[Dataset rows for apps and sites]
#####
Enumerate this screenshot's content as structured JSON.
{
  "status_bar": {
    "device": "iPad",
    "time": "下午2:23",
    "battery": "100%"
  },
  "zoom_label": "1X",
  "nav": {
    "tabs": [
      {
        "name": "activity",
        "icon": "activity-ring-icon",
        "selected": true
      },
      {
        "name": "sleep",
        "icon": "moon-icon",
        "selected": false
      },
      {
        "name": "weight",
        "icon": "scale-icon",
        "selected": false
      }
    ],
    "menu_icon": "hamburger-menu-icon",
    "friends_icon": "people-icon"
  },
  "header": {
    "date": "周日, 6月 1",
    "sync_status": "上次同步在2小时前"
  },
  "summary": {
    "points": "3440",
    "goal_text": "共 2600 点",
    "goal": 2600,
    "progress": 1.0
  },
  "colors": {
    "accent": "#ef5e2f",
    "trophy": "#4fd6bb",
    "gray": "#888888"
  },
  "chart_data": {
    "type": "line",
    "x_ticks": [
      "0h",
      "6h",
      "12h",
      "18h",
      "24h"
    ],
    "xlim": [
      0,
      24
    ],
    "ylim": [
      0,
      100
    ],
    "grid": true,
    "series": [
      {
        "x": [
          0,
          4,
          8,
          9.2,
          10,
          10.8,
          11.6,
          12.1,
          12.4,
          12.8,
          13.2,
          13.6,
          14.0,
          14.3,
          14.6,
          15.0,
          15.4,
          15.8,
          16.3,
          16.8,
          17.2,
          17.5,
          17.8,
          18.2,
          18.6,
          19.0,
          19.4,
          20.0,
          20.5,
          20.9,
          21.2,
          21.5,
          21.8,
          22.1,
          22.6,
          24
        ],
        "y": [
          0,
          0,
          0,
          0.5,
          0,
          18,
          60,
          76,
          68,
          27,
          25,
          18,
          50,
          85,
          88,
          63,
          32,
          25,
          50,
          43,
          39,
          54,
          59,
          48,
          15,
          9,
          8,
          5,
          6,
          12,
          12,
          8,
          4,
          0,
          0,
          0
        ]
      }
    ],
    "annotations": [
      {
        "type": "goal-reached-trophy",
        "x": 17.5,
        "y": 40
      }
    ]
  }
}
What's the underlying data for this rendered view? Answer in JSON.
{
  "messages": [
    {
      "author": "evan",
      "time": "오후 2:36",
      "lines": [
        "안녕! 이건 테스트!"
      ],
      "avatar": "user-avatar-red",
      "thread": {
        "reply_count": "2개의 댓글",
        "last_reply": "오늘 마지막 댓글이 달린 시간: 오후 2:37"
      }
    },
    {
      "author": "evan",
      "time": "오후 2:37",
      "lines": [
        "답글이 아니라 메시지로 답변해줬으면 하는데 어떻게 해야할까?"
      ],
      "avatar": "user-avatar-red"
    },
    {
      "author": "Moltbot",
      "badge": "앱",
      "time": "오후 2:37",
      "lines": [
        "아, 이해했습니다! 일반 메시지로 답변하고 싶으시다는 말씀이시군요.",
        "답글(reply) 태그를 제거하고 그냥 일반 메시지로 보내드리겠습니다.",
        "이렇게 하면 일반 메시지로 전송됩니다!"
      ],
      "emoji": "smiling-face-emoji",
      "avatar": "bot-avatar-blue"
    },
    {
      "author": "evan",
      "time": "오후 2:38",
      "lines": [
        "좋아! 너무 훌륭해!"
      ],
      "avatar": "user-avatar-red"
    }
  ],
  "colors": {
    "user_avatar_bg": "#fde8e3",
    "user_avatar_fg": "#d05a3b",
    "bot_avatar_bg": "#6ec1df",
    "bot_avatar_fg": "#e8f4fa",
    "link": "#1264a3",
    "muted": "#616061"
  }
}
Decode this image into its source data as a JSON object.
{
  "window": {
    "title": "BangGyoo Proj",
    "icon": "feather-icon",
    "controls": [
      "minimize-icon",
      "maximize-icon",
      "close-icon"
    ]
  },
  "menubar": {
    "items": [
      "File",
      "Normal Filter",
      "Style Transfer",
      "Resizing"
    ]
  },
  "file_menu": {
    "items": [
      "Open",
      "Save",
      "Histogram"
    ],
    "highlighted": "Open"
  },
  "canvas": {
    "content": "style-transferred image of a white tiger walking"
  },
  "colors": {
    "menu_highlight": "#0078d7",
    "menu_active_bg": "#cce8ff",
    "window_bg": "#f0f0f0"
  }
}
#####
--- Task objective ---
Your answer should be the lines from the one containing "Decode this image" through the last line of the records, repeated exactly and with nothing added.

--- Task answer ---
Decode this image into its source data as a JSON object.
{
  "window": {
    "title": "BangGyoo Proj",
    "icon": "feather-icon",
    "controls": [
      "minimize-icon",
      "maximize-icon",
      "close-icon"
    ]
  },
  "menubar": {
    "items": [
      "File",
      "Normal Filter",
      "Style Transfer",
      "Resizing"
    ]
  },
  "file_menu": {
    "items": [
      "Open",
      "Save",
      "Histogram"
    ],
    "highlighted": "Open"
  },
  "canvas": {
    "content": "style-transferred image of a white tiger walking"
  },
  "colors": {
    "menu_highlight": "#0078d7",
    "menu_active_bg": "#cce8ff",
    "window_bg": "#f0f0f0"
  }
}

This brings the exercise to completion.